Propane has built-in safety features that include an automatic fuel line shut-off system that helps prevent the flow of gas in the event of an accident.
You may choose to refuel onsite, or have your local marketer deliver pre-filled cylinders to your worksite. Call 800-64-CLEAR to request Railroad Commission training on safe propane handling.
Propane forklifts are perfect for multiple shift operations. A propane fuel cylinder packs enough fuel for up to two shifts under heavy operation. And cylinders can be changed out in less than five minutes.
Electric-powered models use batteries, which must be changed out, cooled, and then recharged for up to eight hours. Warehouses with more than one shift must invest in extra batteries and a battery hoist, because electric forklift batteries weigh 2,400-3,500 lbs.
Propane models can operate in inclement weather and are versatile enough to handle rugged, unpaved outdoor terrains and steep grades. Propane forklifts run at peak performance from the beginning of the shift to the end.

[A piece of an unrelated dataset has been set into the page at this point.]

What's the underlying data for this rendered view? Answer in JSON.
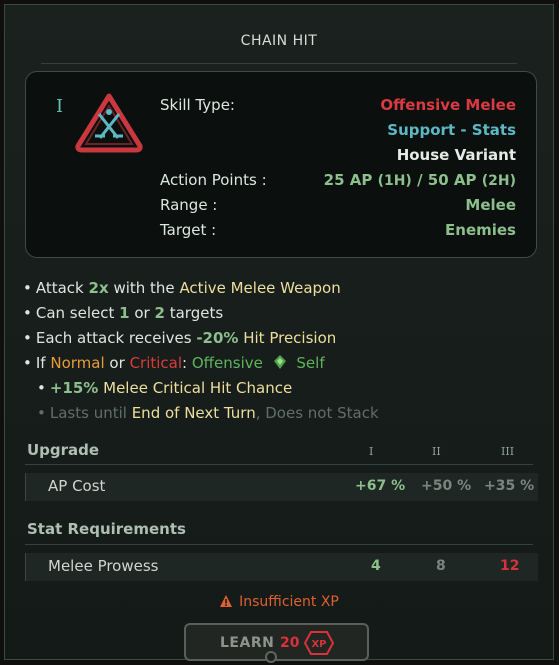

Electric forklifts can only operate on paved surfaces and cannot handle steep inclines, because of the weight of the batteries, which ranges from 2,400-3,500 lbs. They must be stored indoors and are limited to indoor applications.
Propane is a non-toxic fuel that burns clean and is safe for indoor use. That's one reason why more than 80 percent of Class 4-5 forklifts run on propane. Unlike gasoline or diesel, there is no evaporation or spillage loss from the forklift cylinder, so you don't have to worry about evaporative emissions.
Propane produces less carbon monoxide, hydrocarbons, particulate matter, and nitrogen oxide emissions than gasoline or diesel. Emissions from propane lifts are on a par with compressed natural gas.* Propane is FDA- and EPA-approved for use in many food-processing plant operations.
*Tests conducted by Southwest Research Institute confirm there is no significant difference in emissions between propane and compressed natural gas forklifts.
Propane refueling stations can be conveniently located onsite, or your local propane marketer can offer a cylinder exchange program that delivers filled cylinders to your warehouse. Since propane is such a clean-burning fuel, propane forklifts run cleaner and last longer. They have less engine wear and can go longer between oil changes, spark plugs, and normal maintenance, thus saving on routine expenses.
Electric forklifts require a hefty upfront investment in extra batteries and a battery recharging station, plus they use up valuable indoor space for the recharger and battery storage. Compressed natural gas forklifts require a substantial initial investment in a compressor station. CNG cylinders must also be recertified every three years.